A series of essays in ‘Modern and Contemporary Southeast Asian Art: An Anthology’ (Edited by Nora A. Taylor, Boreth Ly; Publishers; Southeast Asia Program Publications; Pages: 280 Price: $51.95) look to examine a wide range of new and modern work, from Thai art Installations, seeking audience participation and sculptures that look to invoke deep post-conflict trauma In Cambodia. This in a way challenges traditional definitions of the art object’. Keeping the dynamic approach in mind, the authors not only offer a lively study of art in the region, but also challenge and initiate broad debates about both international and trans-national art.

An introduction by Nora Taylor tries to expand the concept, discussing ‘Who Speaks for Southeast Asian Art?’ Other accompanying essays dwell upon allied issues and themes like ‘The Southeast Asian Modem: Three Artists’ (John Clark); ‘Vietnamese Modem Art: An Unfinished Journey’ (Boitran Huynh-Beattie); ‘The Cultural Politics of Modem and Contemporary Islamic Art in Southeast Asia (Kenneth M. George); ‘Thai Artists, Resisting the Age of Spectacle’ (Sandra Cate); ‘Many Returns: Contemporary Vietnamese Diasporic Artists’ (Viet Le); ‘Turns in Tropics: Artist-Curator’ (Patrick D. Flares); ‘The Assumption of Love: Friendship and the Search for Discursive Density’ (Lee Weng Choy) and ‘Uncommon Sense: "Empty the Visual from Eyes of Flesh’ (Flaudette May V. Datuin), among others.

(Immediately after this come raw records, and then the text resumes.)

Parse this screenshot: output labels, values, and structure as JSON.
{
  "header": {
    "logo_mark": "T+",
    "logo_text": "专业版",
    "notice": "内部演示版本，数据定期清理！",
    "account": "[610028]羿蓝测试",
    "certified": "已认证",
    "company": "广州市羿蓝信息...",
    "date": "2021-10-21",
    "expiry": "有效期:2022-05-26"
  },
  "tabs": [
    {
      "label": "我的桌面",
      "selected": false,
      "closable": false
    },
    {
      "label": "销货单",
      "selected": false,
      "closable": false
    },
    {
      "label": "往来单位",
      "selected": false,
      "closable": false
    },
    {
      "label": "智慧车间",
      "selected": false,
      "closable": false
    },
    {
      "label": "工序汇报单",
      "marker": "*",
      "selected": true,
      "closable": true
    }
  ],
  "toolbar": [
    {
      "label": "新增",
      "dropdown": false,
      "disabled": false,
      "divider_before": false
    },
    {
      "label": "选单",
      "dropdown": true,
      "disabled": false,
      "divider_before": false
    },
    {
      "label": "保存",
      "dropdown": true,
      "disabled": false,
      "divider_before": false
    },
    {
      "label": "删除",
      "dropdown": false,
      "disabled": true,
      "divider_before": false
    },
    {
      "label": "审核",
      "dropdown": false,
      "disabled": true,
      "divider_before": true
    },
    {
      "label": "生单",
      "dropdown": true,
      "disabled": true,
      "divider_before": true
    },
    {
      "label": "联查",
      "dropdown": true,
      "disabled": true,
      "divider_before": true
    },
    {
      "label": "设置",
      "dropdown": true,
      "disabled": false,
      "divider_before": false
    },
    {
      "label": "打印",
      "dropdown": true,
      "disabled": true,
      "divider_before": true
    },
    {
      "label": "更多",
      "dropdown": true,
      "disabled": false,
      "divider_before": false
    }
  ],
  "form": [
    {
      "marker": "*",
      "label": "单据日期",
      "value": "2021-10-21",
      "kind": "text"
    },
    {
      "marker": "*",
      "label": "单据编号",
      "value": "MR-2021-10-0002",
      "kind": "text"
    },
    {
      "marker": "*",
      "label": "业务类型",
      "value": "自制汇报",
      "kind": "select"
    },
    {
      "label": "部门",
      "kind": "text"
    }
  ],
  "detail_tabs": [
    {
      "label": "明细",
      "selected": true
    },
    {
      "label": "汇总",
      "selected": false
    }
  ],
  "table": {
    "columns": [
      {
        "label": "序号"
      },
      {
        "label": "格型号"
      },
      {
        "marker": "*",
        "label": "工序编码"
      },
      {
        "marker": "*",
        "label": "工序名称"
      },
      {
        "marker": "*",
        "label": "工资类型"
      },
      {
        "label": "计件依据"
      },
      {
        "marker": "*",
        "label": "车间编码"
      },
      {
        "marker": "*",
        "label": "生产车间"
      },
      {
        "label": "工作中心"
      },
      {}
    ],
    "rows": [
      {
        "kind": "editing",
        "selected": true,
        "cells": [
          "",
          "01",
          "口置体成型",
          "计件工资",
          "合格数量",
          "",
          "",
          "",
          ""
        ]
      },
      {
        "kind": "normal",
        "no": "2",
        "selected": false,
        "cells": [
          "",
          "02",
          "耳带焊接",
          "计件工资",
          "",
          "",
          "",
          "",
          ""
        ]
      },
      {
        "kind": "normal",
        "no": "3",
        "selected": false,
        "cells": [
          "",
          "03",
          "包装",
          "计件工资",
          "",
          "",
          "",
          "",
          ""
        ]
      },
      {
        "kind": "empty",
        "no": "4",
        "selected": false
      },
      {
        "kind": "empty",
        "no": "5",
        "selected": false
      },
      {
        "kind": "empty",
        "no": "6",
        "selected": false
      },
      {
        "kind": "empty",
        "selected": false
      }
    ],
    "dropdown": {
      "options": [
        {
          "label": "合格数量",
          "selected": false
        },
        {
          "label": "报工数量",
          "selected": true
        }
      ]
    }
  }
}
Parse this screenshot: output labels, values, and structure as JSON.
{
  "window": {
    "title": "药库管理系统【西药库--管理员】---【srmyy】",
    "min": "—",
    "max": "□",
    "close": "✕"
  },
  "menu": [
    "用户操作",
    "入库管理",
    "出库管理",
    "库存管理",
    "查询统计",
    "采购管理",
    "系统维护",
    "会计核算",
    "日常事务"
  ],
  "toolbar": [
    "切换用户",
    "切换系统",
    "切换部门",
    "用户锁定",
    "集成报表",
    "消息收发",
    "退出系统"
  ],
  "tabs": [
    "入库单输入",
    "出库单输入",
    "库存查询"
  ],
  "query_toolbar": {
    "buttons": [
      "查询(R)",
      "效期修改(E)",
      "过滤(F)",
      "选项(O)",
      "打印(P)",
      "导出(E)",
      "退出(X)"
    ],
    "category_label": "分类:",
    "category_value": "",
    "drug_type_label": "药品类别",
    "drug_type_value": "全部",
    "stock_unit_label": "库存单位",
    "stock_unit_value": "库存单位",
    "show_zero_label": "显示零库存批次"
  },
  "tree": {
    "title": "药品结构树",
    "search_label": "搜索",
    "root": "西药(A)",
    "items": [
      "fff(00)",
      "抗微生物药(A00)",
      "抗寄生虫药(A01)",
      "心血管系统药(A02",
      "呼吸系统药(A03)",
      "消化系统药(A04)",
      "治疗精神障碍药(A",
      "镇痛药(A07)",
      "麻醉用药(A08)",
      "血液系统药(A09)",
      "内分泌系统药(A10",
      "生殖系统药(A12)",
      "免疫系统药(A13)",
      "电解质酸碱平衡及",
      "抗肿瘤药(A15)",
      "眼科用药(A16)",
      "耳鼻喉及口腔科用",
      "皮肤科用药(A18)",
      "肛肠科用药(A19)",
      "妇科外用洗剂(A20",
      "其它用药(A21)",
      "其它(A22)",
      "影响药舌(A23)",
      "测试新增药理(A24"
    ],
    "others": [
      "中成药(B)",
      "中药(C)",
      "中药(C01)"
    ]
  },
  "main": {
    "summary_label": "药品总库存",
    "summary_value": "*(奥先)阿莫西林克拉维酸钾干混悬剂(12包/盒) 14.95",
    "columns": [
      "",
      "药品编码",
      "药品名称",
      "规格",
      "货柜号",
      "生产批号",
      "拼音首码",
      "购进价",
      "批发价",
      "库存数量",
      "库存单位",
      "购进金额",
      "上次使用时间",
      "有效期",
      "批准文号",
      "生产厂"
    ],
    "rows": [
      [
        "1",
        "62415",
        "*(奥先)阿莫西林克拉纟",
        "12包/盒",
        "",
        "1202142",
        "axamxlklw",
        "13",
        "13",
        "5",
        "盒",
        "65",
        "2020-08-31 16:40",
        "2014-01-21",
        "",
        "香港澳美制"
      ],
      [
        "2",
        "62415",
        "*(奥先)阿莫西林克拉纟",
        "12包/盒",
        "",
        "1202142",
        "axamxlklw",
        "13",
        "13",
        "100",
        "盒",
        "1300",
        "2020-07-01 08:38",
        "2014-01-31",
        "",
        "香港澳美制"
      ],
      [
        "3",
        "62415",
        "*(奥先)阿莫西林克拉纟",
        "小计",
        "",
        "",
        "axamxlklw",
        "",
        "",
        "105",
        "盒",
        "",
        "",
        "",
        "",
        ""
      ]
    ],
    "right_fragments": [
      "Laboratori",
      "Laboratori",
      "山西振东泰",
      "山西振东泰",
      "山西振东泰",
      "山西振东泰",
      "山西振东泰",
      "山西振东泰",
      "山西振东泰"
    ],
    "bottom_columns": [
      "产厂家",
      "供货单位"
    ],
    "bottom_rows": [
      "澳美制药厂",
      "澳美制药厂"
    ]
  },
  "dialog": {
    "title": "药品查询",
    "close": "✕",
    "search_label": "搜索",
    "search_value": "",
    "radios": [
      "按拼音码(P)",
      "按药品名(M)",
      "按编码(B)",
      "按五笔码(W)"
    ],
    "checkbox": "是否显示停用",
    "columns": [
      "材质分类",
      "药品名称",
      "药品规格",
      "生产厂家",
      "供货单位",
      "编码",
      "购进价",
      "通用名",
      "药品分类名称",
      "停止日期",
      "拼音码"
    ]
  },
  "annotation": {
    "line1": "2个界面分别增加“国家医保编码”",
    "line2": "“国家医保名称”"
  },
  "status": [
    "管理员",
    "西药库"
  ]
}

The extensive overview gives readers the perfect opportunity to derive a cogent picture of the common threads, linking art practices from the Southeast Asian countries. However diverse their cultures and national structures, as it emphasizes, the artists’ core purpose remains exploring topics like nation-building, history, memory, urbanization, and religious and gender discourses. In its all-encompassing scope of intellectual interests and contemporary context, the book adds a new perspective to art in Southeast Asia. Its specific methodological relevance will be of special interest to those concerned with, visual culture, art history, religious studies, anthropology and political science. The meticulously edited collection of essays ‘as if complicates and twists our ever-evolving understanding of exactly what 'contemporary art' means.